Our side effects lawyers have found that women taking Topamax caries the risk of birth defects for babies born to women using Topamax.
Topamax also known as topiramate and the generic version of the drug are now found to cause serious birth defects. According to the FDA cleft lip and cleft palate are now linked with Topamax use by mothers pregnant while on Topamax.
Topamax and its generic counterparts are popular drugs used to treat seizures associated with epilepsy but also for many off-label purposes, such as migraine headache treatment or weight loss. Manufactured by Ortho-McNeil Pharmaceuticals, Topamax has been prescribed to over 800,000 people since its introduction in the late 1990s.
If you or a loved one has been injured due to Topamax use, our Defective Drug Lawyers can help. A Topamax lawsuit may allow you to recover for medical expenses and other costs or hardships inflicted by Topamax. Call 1.843.839.3377 today for your free Topamax lawsuit consultation.
Press Release From the FDA
For Immediate Release: March 4, 2011

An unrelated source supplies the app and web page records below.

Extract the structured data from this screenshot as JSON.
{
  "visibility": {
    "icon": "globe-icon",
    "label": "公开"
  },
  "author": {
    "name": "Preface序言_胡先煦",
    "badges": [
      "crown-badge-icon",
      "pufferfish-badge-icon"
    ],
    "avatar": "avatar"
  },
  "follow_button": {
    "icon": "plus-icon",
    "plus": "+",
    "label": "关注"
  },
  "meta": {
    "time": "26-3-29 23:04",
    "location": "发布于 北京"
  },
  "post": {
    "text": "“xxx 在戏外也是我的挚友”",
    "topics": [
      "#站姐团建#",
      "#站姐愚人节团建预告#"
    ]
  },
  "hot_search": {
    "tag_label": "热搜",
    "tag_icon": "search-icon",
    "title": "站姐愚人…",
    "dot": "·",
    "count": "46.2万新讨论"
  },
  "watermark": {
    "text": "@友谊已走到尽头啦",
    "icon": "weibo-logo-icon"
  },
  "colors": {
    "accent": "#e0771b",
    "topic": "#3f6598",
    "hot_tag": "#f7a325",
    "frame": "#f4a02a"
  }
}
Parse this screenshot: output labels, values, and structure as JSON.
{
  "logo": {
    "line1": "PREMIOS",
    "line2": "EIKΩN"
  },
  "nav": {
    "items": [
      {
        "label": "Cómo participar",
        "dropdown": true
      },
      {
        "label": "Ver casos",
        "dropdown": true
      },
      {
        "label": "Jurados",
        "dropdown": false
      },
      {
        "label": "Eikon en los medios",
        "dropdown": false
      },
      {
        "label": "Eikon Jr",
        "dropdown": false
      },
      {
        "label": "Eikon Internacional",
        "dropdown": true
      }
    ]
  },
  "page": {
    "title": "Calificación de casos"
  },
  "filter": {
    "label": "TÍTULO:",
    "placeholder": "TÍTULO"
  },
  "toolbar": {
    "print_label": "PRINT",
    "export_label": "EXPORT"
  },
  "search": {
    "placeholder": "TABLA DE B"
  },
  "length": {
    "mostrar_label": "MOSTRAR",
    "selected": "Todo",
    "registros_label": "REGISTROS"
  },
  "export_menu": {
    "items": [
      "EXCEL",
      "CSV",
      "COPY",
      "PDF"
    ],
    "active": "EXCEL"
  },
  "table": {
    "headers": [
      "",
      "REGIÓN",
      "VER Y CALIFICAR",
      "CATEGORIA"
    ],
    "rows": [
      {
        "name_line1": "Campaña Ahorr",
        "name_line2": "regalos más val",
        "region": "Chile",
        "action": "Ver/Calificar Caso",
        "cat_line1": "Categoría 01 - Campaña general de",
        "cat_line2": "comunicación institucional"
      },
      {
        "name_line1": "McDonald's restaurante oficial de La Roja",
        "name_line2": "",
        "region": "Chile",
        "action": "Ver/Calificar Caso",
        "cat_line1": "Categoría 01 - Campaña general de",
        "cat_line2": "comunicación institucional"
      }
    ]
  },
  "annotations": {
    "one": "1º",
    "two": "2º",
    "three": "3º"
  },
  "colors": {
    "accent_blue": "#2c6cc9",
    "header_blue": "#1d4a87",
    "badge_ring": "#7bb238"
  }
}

New data suggest that the drug Topamax (topiramate) and its generic versions increase the risk for the birth defects cleft lip and cleft palate in babies born to women who use the medication during pregnancy, the U.S. Food and Drug Administration said today.
Before prescribing topiramate, approved to treat certain types of seizures in people who have epilepsy, health care professionals should warn patients of childbearing age about the potential hazard to the fetus if a woman becomes pregnant while using the drug. Topiramate also is approved to prevent migraine headaches, but not to relieve the pain of migraines.
“Health care professionals should carefully consider the benefits and risks of topiramate when prescribing it to women of childbearing age,” said Russell Katz, M.D., director of the Division of Neurology Products in the FDA’s Center for Drug Evaluation and Research. “Alternative medications that have a lower risk of birth defects should be considered.”
Cleft lip and cleft palate, collectively called oral clefts, are birth defects that occur when parts of the lip or palate do not completely fuse together early in the first trimester of pregnancy, a time when many women do not know they are pregnant. The defects range from a small notch in the lip to a groove that runs into the roof of the mouth and nose, possibly leading to problems with eating, talking, and to ear infections. Surgery often is performed to close the lip and palate and most children do well after treatment.
Data from the North American Antiepileptic Drug (AED) Pregnancy Registry indicate an increased risk of oral clefts in infants exposed to topiramate during the first trimester of pregnancy. Infants exposed to topiramate as a single therapy experienced a 1.4 percent prevalence of oral clefts, compared with a prevalence of 0.38 percent – 0.55 percent in infants exposed to other antiepileptic drugs.
Infants of mothers who did not have epilepsy and were not being treated with other antiepileptic drugs had a prevalence of 0.07 percent. Similar data from the United Kingdom Epilepsy and Pregnancy Register supported the North American AED Pregnancy Registry data.
Based on the data, topiramate will have a stronger warning in its prescribing information (labeling). The pregnancy category will be changed to Pregnancy Category D. This means that there is positive evidence of human fetal risk based on human data, but the potential benefits of the drug in pregnant women may outweigh the risks in certain situations. The FDA previously designated the drug as Pregnancy Category C because of the lack of human data. More information about the Pregnancy Categories can be found in the FDA’s Drug Safety Communication.
The patient medication guide and prescribing information for Topamax and generic topiramate will be updated with the new information.
Before starting topiramate, pregnant women and women of childbearing potential should discuss other treatment options with their health care professional. Women taking topiramate should tell their health care professional immediately if they are planning to or become pregnant. Patients taking topiramate should not stop taking it unless told to do so by their health care professional.
Women who become pregnant while taking topiramate should talk to their health care professional about registering with the North American Antiepileptic Drug Pregnancy Registry 2, a group that collects information about outcomes in infants born to women treated with antiepileptic drugs during pregnancy.